The Wall Street cheerleaders at CNBC would like you to believe new home sales surged to their highest level in more than 12 years in January. So you’ll all run out and buy housing stocks.
Before you bet the kids’ college fund, you better sit down and read the rest of this column. Because it’s all smoke and mirrors.
Times are still hard and things are not good.
On paper, we posted a seasonally adjusted, annualized sales rate of 764,000 new homes in January, according to the U.S. Department of Commerce. However, straight sales were just 57,000.
That’s how many homes were actually sold before the economists started cooking the books for the habitual liar in the White House.
A monthly sales pace of 57,000 equals 684,000 annual sales over 12 months.

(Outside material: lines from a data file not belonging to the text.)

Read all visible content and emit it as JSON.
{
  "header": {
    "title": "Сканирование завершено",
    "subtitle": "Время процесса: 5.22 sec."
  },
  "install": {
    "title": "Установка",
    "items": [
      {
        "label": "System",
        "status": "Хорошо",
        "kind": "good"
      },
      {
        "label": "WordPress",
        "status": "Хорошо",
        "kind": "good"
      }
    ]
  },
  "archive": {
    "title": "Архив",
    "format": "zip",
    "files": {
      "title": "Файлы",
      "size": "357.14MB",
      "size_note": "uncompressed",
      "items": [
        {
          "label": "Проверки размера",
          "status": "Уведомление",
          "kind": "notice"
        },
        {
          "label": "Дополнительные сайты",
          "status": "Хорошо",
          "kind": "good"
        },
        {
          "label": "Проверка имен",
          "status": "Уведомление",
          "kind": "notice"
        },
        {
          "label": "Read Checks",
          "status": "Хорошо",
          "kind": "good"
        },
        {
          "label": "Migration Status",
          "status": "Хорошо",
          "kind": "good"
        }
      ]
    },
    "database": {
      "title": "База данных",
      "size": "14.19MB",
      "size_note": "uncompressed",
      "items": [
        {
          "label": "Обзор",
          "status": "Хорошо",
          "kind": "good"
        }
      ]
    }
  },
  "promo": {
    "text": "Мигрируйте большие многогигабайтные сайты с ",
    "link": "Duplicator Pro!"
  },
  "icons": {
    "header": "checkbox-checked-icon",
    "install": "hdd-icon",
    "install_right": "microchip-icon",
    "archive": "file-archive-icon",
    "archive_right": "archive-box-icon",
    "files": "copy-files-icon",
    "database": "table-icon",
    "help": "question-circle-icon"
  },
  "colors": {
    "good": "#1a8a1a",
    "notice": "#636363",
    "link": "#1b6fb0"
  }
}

That’s 35 percent less than the 1.054 million average for actual new home sales this country recorded each year from 2000 through 2006.
You know, before the housing bust precipitated The Great Recession our poor and middle class never recovered from?
There were a lot fewer Americans to make those purchases, too.
Does that sound like good times to you?
Because it sounds like hard times to me. And I used to cover new home sales, and more than 20 other economic indicators, for Bloomberg News in Washington, D.C.
New home sales are not adjusted for population growth and the U.S. has 10 percent more potential buyers now than in 2007. Thanks to a 30 million person increase in our population to 327 million. That’s equivalent to adding the combined populations of Greece, Portugal and Sweden.
Ergo, we’d need to sell 10 percent more new homes just to match the sales pace before The Great Recession on a per person basis. And we’re down by 35 percent.
Still want to run out and buy housing stocks?
Housing sales are weakest when poor weather makes people stay inside more. Like in the winter.
Economists use something called “seasonal adjustments” to compensate for those variations. When a bad winter, like the one we had last year, is followed by a mild winter, like the one we’re having now, those adjustments inflate sales pretty egregiously.
Which is how 57,000 actual new home sales in January turned into an annual pace of 684,000, and then morphed into a seasonally adjusted annual pace of 764,000 – which is the highest level since July 2007. On paper.
If only it were true. Sadly, it’s not. In fact, it’s not even accurate by economic standards.
Workers need a living wage and job security to make the transition from renting to owning. They don’t have that in this country any more thanks to the rich jackasses on Wall Street.
The painful truth is we’re living through a period of unprecedented job destruction as billionaire scumbags level our faltering middle class with the impoverished workers of China and India.
All the lipstick in the world is not going to make that pig look any prettier.
We’re also killing at least 40 million of our 131 million full-time jobs over the next decade via automation.
So, what’s changed since 2008?
You are being misled.
We’re probably in a recession right now, and if you buy housing stocks at the start of a recession you’re probably going to be very sorry.